“This trial showed that any crimes infringing on the property or life of our people will be punished without fail according to our criminal code,” court spokesman Jeon Ji-Hwan told reporters.

Araye and Brallat have lodged an appeal against the ruling while two other convicted pirates are also expected to appeal, the Yonhap news agency said, adding that prosecutors would seek heavier sentences on appeal.

On Wednesday Abdulahi Husseen Maxamuud, the fifth and final pirate to be sentenced, was given 15 years in prison for his role in the hijacking. Lawyers had said that Maxamuud would be tried separately because he would plead guilty, AFP reports, but on Wednesday he denied major involvement in the attack and claimed he was just the cook.
“I sincerely apologise for what happened… I was not involved in the crime because I was just the cook,” the Yonhap news agency quoted him as telling judges, adding that he had tried to restrain the other pirates.

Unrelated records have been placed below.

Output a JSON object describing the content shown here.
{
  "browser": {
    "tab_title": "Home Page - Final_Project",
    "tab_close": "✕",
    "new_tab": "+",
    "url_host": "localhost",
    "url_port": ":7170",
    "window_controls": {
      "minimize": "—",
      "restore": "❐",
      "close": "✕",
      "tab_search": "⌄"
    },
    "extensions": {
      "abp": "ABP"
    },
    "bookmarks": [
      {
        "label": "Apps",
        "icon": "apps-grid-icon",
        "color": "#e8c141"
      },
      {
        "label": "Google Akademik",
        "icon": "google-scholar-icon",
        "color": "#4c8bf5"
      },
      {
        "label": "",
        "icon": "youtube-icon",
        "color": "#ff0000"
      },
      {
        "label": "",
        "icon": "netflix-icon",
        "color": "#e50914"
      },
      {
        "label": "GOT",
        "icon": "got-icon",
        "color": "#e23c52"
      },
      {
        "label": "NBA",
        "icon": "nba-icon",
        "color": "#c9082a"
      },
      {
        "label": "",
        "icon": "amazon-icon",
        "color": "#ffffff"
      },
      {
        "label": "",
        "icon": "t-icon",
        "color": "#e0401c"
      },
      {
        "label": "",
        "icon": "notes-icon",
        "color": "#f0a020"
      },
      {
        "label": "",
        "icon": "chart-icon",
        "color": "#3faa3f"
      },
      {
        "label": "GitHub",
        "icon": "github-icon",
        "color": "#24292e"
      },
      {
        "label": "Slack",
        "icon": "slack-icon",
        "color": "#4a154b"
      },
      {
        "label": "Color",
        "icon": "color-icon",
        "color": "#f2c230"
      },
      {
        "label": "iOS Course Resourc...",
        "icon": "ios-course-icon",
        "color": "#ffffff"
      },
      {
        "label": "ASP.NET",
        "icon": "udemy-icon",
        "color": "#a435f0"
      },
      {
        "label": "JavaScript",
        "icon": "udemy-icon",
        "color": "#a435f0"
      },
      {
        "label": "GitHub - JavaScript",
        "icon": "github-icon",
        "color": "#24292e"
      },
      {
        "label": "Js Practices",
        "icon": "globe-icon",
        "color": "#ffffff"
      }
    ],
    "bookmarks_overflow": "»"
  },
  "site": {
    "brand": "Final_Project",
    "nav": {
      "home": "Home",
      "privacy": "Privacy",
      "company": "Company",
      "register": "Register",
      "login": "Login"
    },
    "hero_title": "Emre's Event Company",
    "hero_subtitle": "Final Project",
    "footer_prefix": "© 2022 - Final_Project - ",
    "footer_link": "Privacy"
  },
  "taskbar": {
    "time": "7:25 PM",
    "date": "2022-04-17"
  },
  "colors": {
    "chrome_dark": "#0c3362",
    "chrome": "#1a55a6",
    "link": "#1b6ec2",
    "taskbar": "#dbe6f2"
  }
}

Although Maxamuud was cleared of attempting to murder the ship’s captain, he was convicted of maritime robbery and other charges. The court said he deserved a heavy penalty because he was involved in piracy and showed little repentance.

The court heard that some of the pirates involved in the Samho Jewelry hijacking had also participated in the hijacking of the 300 000 tonne Samho Dream oil supertanker. Together with its 24 crewmembers, it was released after a US$9 million ransom was paid.

Piracy is a major problem off the Somali coast. According to the International Maritime Bureau, as of May 23 Somali pirates are holding 26 vessels and 522 crewmembers. This year Somali pirates have hijacked 21 vessels out of 139 attempts, capturing 362 hostages in the process and killing seven.



In the most recent attempt on May 31, pirates armed with automatic weapons in a skiff fired on and boarded a bulk carrier in the Red Sea. All crew retreated into the citadel and requested assistance. A naval boarding team boarded and searched the vessel and rescued the crew but no pirates were found onboard.